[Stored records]

____

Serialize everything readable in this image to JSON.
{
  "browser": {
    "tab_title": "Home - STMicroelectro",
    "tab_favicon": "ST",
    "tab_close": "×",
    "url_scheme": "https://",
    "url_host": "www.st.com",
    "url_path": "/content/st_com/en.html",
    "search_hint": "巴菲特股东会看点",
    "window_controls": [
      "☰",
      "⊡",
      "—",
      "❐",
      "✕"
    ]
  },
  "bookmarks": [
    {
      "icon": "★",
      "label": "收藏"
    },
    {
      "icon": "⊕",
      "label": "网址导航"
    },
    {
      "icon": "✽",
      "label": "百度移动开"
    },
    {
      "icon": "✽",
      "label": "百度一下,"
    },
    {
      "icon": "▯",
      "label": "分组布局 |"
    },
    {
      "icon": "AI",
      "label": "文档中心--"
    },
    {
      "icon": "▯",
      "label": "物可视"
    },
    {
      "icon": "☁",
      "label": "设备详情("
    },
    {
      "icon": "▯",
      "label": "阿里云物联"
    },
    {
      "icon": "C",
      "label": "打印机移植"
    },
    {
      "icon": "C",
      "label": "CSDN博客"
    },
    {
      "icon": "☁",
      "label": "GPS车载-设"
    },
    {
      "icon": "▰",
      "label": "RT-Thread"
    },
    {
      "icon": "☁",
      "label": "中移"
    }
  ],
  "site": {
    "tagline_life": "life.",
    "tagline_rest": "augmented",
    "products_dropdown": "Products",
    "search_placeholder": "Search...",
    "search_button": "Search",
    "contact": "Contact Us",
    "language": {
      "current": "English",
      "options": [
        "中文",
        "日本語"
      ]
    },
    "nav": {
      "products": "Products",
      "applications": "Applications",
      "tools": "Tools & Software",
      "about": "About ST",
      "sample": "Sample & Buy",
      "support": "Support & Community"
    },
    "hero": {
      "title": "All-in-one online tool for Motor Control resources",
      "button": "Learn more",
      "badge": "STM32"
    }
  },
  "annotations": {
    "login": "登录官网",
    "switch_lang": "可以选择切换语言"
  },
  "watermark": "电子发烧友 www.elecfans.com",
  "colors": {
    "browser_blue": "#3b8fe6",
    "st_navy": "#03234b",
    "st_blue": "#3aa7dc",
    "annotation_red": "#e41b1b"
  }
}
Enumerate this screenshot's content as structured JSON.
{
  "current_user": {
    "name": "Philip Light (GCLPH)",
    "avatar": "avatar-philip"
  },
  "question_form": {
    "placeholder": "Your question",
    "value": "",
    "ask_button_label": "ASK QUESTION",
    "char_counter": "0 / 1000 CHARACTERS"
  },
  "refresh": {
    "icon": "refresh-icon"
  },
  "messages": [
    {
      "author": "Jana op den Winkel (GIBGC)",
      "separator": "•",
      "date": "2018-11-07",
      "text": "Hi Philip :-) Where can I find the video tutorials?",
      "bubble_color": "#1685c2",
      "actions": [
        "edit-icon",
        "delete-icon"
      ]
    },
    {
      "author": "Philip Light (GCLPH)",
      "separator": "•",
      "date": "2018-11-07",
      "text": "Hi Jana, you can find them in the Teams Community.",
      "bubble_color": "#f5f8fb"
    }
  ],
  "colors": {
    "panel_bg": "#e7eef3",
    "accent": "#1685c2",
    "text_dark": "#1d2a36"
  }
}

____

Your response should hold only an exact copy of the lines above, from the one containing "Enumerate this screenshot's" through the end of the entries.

FINISHED TASK >>
Enumerate this screenshot's content as structured JSON.
{
  "current_user": {
    "name": "Philip Light (GCLPH)",
    "avatar": "avatar-philip"
  },
  "question_form": {
    "placeholder": "Your question",
    "value": "",
    "ask_button_label": "ASK QUESTION",
    "char_counter": "0 / 1000 CHARACTERS"
  },
  "refresh": {
    "icon": "refresh-icon"
  },
  "messages": [
    {
      "author": "Jana op den Winkel (GIBGC)",
      "separator": "•",
      "date": "2018-11-07",
      "text": "Hi Philip :-) Where can I find the video tutorials?",
      "bubble_color": "#1685c2",
      "actions": [
        "edit-icon",
        "delete-icon"
      ]
    },
    {
      "author": "Philip Light (GCLPH)",
      "separator": "•",
      "date": "2018-11-07",
      "text": "Hi Jana, you can find them in the Teams Community.",
      "bubble_color": "#f5f8fb"
    }
  ],
  "colors": {
    "panel_bg": "#e7eef3",
    "accent": "#1685c2",
    "text_dark": "#1d2a36"
  }
}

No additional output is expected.